As Burgess acknowledged, such an analysis of revenue and spending is a part of budgeting, but no such document for the Fiscal Year 2024 Budget has been released publicly or is on the Oconee County Schools web site.
Fincher attended the second hearing on July 24, but he did not speak.
The video below shows Superintendent Branch demonstrating to Fincher that the monthly reports are on the Oconee County Schools web site.
Fincher, as well as the two citizens who spoke in the afternoon, John Webb and Carol Nimmons, criticized Oconee County Schools for embargoing the advertisement placed in the July 13 edition of the Enterprise.

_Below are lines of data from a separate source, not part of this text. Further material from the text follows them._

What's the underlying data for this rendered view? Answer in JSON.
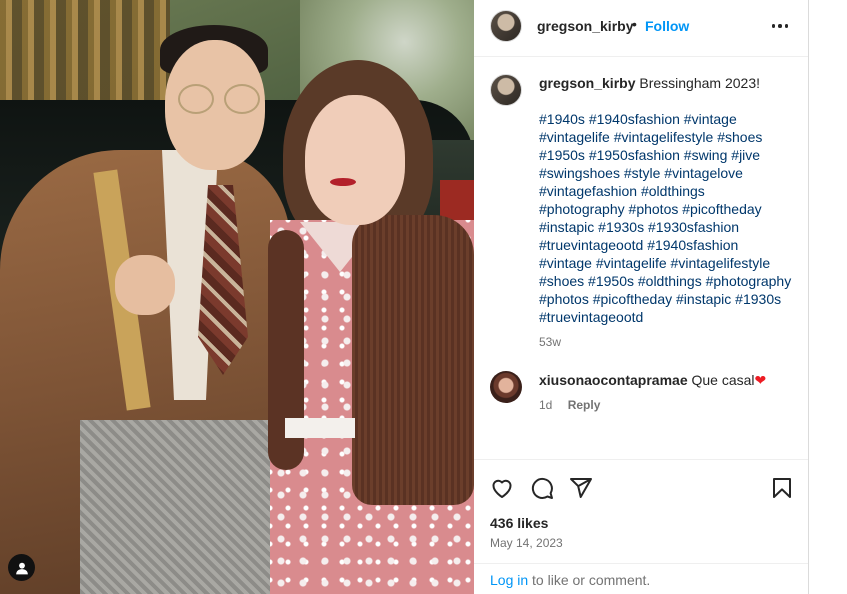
{
  "post": {
    "username": "gregson_kirby",
    "separator": "•",
    "follow_label": "Follow",
    "caption_text": "Bressingham 2023!",
    "hashtags": [
      "#1940s",
      "#1940sfashion",
      "#vintage",
      "#vintagelife",
      "#vintagelifestyle",
      "#shoes",
      "#1950s",
      "#1950sfashion",
      "#swing",
      "#jive",
      "#swingshoes",
      "#style",
      "#vintagelove",
      "#vintagefashion",
      "#oldthings",
      "#photography",
      "#photos",
      "#picoftheday",
      "#instapic",
      "#1930s",
      "#1930sfashion",
      "#truevintageootd",
      "#1940sfashion",
      "#vintage",
      "#vintagelife",
      "#vintagelifestyle",
      "#shoes",
      "#1950s",
      "#oldthings",
      "#photography",
      "#photos",
      "#picoftheday",
      "#instapic",
      "#1930s",
      "#truevintageootd"
    ],
    "caption_age": "53w"
  },
  "comment": {
    "username": "xiusonaocontapramae",
    "text": "Que casal",
    "heart": "❤",
    "age": "1d",
    "reply_label": "Reply"
  },
  "engagement": {
    "likes": "436 likes",
    "date": "May 14, 2023"
  },
  "login": {
    "link_label": "Log in",
    "rest": " to like or comment."
  },
  "icons": {
    "more": "more-options-icon",
    "like": "heart-icon",
    "comment": "comment-icon",
    "share": "share-icon",
    "save": "bookmark-icon",
    "tagged_user": "user-icon"
  },
  "colors": {
    "link": "#0095f6",
    "hashtag": "#00376b",
    "muted": "#737373",
    "text": "#262626"
  }
}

Enterprise Editor Michael Prochaska said the paper received the legal advertisements that appeared in the July 13 edition of the paper on the afternoon of July 7 with the requirement that they be embargoed and not shared with the paper’s editorial staff prior to publication.

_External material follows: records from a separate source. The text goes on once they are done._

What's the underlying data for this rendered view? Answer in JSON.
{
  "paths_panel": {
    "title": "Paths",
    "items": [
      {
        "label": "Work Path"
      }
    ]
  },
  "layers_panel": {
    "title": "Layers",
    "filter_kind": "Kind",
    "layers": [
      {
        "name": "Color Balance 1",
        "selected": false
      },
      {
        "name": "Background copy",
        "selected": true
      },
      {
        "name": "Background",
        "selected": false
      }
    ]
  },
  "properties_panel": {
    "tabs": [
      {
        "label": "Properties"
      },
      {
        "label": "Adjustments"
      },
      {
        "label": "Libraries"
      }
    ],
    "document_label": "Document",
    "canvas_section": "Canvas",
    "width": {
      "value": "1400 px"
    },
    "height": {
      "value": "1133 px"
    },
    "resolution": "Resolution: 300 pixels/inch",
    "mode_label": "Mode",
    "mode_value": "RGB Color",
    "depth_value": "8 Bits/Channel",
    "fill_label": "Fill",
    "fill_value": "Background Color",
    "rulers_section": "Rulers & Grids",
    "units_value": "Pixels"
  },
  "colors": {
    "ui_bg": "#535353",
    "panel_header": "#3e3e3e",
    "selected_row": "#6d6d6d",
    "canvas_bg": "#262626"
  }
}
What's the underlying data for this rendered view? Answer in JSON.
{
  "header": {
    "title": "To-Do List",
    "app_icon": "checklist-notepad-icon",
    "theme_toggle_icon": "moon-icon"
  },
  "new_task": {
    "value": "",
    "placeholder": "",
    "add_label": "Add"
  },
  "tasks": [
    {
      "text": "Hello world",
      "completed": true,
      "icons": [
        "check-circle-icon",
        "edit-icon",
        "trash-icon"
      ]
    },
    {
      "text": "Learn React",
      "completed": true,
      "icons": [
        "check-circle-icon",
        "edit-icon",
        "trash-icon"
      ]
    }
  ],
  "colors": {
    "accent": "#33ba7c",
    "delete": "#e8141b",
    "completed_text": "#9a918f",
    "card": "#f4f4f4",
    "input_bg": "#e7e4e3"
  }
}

In the discussion with Burgess following the meeting (in the video clip below), Fincher asked ‘Why did you put an embargo on the ad?”
“It was only embargoed until the information was public,” Burgess responded.
“Now you are rationalizing what you do,” Fincher said. “You did it.”
“It wasn’t embargoed before it was public,” Burgess said.
That is precisely what the embargo did--withhold the information before it was published.
New Versus Old Budget
During the discussion with Fincher after the meeting ended, Burgess went to the table at the front of the room where he had been sitting during the meeting and gave Fincher a paper copy of the budget projected on the screen during Harlow’s presentation at the beginning of the meeting.
|BOE Meeting 6/5/2023|
“When did you know what the new millage rate was?" Fincher asked.
“About late June.” Burgess responded.
“Late June?” Fincher responded.
“Around the first of July,” Burgess said.
“So why is this still on your web site,” Fincher said, referring to the budget approved at the June 5 meeting, “If this was approved in late June?” he asked, holding up new budget Burgess had just given him.
“This is he one that is being proposed today, 15 mills,” Burgess said, referring to the document he had just given Fincher.
“Then why isn’t that on the web site?” Fincher asked.
“It should be,” Burgess said. “It should be.”
As of at least 2:22 p.m. on July 25, the old budget was the only one on the Oconee County Schools web site.
OCS Annual Report, Hearing Minutes
After the July 24 meeting, residents in the county began receiving in their mailboxes a 16-page document labeled “2022-23 Annual Report” from Oconee County Schools.
On page 3 of the report, Oconee County is listed as having a millage rate of 15.0.
The millage rate last year, for Academic Year 2022-23, was 15.5, so the 15.0 is the rate the Board is being asked to approve after the final hearing on Monday.
The rate of 15.0 is “One of the Lowest in Northeast Georgia,” the report states, offering comparisons with Jackson, Oglethorpe, Barrow, and Clarke counties.
The Board also, since the July 24 meeting, has posted minutes of the morning and afternoon hearings.
Both minutes include a link to the new budget, as well as summaries of Harlow’s comments and of Burgess’ questions at both sessions.
The names and addresses of the four citizens who spoke are listed, but no summary of the comments any of the four speakers made is included in the minutes.
The Board did not video record the hearings, so the only record of the comments of those four speakers is in the video I recorded and presented in full with my post from that meeting.
The video below was shot after the tax hearings by the Oconee County Board of Education on July 24, 2023, ended, but before citizens and Board members had all left.
The full videos are in my earlier post from these hearings.
I had not included the recording of Branch with Fincher after the second hearing in that original video. It is included below.
The video below is a collection of the parts of the meetings of the Board on May 1, May 8, and June 5 in which the Fiscal Year 2024 Budget was on the agenda.
The video was made with the screen capture function of Windows.
The full videos are on the YouTube Channel of Oconee County Schools.